My husband was the one that started the idea of pamper and polish. He gifted me a few gel manicures for my birthday, knowing how long they last and their quality. He took me to the salon, driving me there in the rain and even waiting in the car while the appointment went over the time. It was a gesture that did something big – even on the days that I felt truly awful, I had something that made me feel that little bit more pulled together. And that would turn into a domino effect for me. If I noticed my nails after a shower, I would spend an extra moment brushing my hair, or painting my toes, or even applying coconut lotion. And feeling that little bit pampered helped me feel a little bit better emotionally, even if physically I felt totally awful.
- Self Forgiveness. This one is one of the hardest ones for me to do. It’s a daily practice and an all day practice at that. I have to forgive myself for being ill.
I tend to beat myself up a lot emotionally for being sick. Deep down, I do understand that I have had zero control over my ailments. It is not like I chose the paths that led to my sicknesses, but still, I act as if I had a part to play. And when I am down for the count, I play the shame game, thinking of all the things I should be doing with my time instead of spending it in bed resting and taking care of myself.
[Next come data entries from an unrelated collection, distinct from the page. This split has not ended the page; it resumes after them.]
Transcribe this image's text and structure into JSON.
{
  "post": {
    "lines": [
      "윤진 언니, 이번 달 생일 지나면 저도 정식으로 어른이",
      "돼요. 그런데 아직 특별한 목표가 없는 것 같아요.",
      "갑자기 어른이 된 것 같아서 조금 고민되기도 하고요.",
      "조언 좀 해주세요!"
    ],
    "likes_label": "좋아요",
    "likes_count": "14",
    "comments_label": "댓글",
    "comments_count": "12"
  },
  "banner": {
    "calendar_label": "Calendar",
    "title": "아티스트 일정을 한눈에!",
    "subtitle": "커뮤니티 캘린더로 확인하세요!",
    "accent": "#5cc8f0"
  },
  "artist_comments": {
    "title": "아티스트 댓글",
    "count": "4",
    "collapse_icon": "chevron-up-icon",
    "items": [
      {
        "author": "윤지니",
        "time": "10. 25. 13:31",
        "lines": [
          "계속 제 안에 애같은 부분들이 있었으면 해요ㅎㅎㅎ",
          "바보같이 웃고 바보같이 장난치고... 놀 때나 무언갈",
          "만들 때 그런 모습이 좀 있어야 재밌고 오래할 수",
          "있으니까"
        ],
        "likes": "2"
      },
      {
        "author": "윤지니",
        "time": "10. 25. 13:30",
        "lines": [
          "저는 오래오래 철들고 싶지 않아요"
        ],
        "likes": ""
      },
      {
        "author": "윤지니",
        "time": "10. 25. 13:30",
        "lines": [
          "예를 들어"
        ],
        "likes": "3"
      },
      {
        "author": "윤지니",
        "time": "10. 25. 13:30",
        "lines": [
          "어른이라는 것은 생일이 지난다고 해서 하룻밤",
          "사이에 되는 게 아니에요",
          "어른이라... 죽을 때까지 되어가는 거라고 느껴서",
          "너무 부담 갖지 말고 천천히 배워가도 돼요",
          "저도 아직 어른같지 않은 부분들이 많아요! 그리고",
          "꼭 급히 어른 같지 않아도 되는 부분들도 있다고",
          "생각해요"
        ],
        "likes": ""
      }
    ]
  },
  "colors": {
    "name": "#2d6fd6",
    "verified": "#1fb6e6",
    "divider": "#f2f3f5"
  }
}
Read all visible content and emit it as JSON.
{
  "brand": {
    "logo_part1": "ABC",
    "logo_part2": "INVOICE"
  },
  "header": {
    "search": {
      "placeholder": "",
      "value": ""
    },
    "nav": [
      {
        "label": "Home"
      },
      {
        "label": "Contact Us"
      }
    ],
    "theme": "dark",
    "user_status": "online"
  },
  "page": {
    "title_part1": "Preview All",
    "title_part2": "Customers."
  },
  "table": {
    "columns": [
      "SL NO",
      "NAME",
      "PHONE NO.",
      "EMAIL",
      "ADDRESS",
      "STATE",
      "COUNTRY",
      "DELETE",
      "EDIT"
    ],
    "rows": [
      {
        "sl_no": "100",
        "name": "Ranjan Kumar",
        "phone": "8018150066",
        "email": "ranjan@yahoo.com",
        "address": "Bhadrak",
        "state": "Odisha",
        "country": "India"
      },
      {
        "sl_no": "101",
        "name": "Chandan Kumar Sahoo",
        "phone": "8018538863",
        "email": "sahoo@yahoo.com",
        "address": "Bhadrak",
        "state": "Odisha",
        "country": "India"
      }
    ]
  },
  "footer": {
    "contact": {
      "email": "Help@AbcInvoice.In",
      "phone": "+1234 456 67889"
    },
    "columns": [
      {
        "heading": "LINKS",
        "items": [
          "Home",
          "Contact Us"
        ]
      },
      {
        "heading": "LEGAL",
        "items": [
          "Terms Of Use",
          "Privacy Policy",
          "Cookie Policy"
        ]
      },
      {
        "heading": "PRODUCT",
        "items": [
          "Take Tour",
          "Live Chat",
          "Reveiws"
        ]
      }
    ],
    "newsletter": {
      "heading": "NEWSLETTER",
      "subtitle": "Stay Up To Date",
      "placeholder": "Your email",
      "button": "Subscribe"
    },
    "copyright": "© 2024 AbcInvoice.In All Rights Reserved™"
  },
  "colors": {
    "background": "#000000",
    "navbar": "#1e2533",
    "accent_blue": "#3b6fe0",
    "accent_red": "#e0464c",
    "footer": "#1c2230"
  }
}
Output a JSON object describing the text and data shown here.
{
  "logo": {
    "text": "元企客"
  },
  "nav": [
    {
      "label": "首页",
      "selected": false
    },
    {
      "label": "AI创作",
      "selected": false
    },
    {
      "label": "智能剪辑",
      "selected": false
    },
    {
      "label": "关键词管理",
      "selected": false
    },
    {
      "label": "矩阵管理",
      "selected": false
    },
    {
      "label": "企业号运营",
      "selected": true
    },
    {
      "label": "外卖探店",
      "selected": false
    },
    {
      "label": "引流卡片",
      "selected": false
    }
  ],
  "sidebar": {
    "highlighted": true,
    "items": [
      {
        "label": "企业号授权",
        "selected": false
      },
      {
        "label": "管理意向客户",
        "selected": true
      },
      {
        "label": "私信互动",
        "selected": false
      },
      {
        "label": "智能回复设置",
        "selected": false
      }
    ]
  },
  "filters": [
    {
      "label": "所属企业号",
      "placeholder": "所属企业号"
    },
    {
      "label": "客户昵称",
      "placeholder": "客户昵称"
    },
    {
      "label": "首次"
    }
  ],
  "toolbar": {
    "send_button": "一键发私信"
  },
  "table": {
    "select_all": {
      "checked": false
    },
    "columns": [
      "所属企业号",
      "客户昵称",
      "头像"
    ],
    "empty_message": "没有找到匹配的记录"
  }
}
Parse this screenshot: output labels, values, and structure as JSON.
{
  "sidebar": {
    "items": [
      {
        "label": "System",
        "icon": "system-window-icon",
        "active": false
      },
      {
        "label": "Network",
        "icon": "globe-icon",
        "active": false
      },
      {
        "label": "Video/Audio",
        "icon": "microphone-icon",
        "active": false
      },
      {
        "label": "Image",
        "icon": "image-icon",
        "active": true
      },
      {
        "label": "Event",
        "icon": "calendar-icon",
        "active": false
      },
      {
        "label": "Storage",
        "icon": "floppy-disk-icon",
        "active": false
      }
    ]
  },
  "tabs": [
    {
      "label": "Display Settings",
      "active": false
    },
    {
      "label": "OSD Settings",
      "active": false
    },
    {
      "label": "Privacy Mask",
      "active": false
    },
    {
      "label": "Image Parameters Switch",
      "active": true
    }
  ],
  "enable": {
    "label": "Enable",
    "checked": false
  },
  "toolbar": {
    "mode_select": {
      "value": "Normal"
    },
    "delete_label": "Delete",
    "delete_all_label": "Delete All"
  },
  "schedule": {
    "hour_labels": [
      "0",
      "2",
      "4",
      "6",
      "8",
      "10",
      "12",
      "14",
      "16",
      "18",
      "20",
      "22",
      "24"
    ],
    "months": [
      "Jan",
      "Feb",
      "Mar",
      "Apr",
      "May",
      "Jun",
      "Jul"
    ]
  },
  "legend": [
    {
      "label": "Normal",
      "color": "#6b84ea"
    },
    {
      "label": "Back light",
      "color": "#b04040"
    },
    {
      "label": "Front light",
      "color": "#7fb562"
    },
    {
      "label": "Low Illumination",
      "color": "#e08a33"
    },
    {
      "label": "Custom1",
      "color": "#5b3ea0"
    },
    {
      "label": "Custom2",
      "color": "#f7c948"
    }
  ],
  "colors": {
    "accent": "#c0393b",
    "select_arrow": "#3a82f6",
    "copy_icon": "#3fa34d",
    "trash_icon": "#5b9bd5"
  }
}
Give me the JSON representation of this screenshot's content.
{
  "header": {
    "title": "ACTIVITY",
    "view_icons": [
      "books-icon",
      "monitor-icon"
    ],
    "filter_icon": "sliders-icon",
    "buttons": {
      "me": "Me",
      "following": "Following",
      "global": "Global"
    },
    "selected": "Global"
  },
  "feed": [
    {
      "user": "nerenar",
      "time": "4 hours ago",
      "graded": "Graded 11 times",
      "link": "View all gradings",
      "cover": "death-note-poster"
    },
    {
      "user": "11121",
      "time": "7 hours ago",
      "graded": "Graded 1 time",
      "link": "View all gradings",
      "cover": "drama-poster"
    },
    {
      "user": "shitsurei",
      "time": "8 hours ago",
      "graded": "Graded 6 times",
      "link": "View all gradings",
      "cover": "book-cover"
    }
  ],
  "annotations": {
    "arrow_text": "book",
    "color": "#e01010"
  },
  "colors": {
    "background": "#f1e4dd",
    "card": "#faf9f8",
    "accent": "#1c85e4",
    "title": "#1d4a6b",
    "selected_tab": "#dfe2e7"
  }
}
It is a constant mind game that is being played and I am consistently struggling with it.
That is why this one is the most important one for me. I have had to recognize, try and try again to forgive myself for being ill. I have to forgive myself for being bipolar. I have to forgive myself for not being able to be the woman I want to be. I have to forgive myself for not being the mom or the wife or the employee I want to be. And I have to do it all day long. But it is SO important because once you do it, that weight that releases off of your shoulders, even if its only for a moment is so healing.
As I stated before, mental health is always evolving, and this is just a few of the ways that I have had to evolve my mental health rituals and routines over the last few months to fit my health needs. In order to physically and emotionally survive you’ll need to evolve your own tactics and your own routines as you grow, change and as your life changes around you. As silly and ‘light and fluffy’ as these seem, they made a massive difference. In a few months they will likely change.
In the comments below, share one of the new ways you take care of yourself!